Cottage Grove City Council candidate Q-and-A: Matthew KowalskiA Q-and-A with Cottage Grove City Council candidate Matthew Kowalski.
What is the biggest issue facing Cottage Grove in the next four years and how would you propose to address it?
I agree with most Cottage Grove residents in that the biggest issues facing the community are: high taxes, lack of jobs and lack of retail. These issues can be addressed by lowering property taxes and city government spending. Having the lowest comparable property taxes would make it a huge draw to residents looking at where they should live. Having more residents and a lower property tax bill would make it more attractive for businesses to locate here. When more businesses locate here, it will make it so that more residents will want to move here. It ends up being a snowball effect and can lead to more prosperity for the entire community.
Why are you most qualified/best choice to serve as a member of the Cottage Grove City Council?
I have studied, been involved in and understand business, economics and history — more government spending does not equal growth and prosperity. I will listen to the concerns of citizens, not look for end-runs around their wishes. I am great at building relationships and am committed to making the city government completely transparent.
How would you change the way the current City Council has approached big issues like the new City Hall, attracting commercial investment, budgeting and property taxes? What do you disagree with, if anything, that caused you to run?
The incumbents’ current approach is to increase government spending and bypass the wishes of its citizens. I am running in direct opposition to those current trends.
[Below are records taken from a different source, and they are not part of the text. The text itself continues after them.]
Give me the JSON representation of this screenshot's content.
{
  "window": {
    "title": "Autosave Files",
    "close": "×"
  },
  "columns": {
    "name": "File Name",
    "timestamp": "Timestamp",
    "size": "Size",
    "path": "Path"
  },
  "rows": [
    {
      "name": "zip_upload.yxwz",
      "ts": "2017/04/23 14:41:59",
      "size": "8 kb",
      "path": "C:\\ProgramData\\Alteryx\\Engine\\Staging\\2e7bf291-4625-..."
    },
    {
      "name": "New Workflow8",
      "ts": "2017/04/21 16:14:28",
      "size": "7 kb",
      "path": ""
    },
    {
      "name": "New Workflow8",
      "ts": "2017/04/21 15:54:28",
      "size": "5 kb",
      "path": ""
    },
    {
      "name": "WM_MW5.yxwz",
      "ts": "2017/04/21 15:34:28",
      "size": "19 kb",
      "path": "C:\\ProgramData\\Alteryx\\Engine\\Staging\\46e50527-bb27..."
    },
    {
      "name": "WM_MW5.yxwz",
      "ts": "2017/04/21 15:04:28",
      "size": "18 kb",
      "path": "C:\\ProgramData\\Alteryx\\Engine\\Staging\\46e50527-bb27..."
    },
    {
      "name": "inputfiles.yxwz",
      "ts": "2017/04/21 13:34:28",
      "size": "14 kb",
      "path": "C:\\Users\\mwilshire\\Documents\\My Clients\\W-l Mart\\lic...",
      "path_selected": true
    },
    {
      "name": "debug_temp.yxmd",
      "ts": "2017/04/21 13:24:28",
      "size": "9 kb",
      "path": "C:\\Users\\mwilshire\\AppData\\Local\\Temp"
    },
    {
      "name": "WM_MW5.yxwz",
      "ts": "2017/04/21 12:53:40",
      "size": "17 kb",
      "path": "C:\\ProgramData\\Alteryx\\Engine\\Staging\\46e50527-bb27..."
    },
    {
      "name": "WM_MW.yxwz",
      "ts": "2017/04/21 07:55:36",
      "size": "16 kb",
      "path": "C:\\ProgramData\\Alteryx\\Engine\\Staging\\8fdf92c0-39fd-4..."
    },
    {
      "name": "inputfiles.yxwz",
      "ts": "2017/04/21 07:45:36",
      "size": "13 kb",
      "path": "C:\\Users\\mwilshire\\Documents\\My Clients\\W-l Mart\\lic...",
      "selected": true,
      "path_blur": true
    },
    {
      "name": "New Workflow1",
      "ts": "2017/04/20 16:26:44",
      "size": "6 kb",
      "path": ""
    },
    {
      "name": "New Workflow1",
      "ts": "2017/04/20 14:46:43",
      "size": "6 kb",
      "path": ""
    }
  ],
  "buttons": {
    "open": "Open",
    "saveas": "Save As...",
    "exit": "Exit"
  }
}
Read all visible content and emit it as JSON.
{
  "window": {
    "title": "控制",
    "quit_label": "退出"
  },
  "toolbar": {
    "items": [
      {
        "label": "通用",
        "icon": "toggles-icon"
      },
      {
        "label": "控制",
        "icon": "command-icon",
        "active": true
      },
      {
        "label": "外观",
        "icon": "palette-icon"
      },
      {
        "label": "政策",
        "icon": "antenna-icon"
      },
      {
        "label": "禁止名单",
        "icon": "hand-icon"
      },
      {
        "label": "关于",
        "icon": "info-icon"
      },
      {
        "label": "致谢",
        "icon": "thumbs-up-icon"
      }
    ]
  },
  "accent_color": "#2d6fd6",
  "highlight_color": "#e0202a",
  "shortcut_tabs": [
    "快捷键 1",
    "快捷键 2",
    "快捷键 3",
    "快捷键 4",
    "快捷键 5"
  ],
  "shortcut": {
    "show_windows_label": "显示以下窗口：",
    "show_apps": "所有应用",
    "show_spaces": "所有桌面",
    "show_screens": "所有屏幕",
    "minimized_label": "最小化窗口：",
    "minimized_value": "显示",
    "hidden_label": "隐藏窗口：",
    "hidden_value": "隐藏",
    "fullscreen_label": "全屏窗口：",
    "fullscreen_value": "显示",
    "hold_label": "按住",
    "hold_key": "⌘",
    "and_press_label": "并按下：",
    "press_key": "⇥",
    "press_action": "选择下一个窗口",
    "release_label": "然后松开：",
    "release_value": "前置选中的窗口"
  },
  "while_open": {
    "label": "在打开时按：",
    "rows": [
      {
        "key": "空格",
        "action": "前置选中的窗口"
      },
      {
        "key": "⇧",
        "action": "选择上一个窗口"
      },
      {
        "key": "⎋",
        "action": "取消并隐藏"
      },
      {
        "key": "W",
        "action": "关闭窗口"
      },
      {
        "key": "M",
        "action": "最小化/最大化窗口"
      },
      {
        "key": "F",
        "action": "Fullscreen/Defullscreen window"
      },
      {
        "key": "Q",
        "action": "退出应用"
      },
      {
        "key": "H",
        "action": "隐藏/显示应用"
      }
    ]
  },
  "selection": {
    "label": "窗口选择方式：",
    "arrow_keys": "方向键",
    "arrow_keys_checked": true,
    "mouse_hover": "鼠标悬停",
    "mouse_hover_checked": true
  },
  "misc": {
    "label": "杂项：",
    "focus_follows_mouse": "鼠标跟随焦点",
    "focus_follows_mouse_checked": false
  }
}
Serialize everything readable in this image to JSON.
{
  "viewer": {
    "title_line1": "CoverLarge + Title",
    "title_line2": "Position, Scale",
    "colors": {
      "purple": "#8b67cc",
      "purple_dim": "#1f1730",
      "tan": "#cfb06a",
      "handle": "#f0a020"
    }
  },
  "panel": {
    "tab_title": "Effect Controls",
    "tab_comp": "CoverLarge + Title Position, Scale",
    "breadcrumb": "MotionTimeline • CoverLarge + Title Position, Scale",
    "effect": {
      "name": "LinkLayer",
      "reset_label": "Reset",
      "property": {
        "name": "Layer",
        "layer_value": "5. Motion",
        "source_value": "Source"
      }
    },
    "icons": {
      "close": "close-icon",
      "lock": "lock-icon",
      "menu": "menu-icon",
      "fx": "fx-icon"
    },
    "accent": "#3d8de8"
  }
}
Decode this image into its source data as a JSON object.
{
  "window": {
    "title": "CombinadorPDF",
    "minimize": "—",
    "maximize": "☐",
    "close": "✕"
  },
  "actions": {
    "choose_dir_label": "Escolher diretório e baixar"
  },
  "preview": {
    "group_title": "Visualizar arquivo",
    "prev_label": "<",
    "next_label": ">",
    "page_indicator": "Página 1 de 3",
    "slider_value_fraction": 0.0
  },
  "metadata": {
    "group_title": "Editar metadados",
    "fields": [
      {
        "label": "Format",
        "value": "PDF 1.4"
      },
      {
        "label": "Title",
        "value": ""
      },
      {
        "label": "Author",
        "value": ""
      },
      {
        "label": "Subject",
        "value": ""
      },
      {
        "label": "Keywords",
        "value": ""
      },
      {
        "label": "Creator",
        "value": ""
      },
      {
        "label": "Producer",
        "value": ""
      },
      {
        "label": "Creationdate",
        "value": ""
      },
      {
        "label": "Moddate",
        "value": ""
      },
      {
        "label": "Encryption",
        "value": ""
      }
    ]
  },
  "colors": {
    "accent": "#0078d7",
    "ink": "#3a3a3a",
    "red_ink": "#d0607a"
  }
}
In terms of spending, the city will spend $550,000 per year for the next 20 years on the construction of the City Hall building (a 5 percent increase in terms of this year’s levy). It will spend 3 percent more in 2013 and 8 percent more in 2014. On top of those increases, it might spend an additional $13.5 million for only the construction (not maintenance) of additional amenities if the current referendum passes. The mayor and incumbents seem to think that in the midst of the second worst economic conditions since the Great Depression, it’s time for the city to go on a spending spree. Are you doing the same with your household finances? Many people I know are making cuts to their budgets, not increasing them.
What also led me to run was how the current council chose to finance the construction of the new City Hall. It first chose to bond the $15 million project, in standard fashion. Then, when citizens knocked on doors and got 1,500 signatures to put the measure up for referendum, the council backtracked and chose to take the money out of the city’s savings so that it would not have to put it up for referendum. To top it all off, our mayor and council incumbents repeatedly falsely state that the way they financed the whole project has not raised our taxes. No, actually they were fortunate in that the Minnesota Legislature changed its laws and no longer takes $584,000 of the city’s property tax levy like it used to. (What if the state reverses that decision?) The city should have reduced the levy accordingly. Instead, it decided to use those added funds to pay back the savings accounts it took from. They thought they would have their cake and eat it too, and you would not notice the sleight of hand.
Occupation: Customer specialist at Walser Buick GMC in Roseville
Lived in Cottage Grove: 11 months
Family:Married to wife, Amanda; two children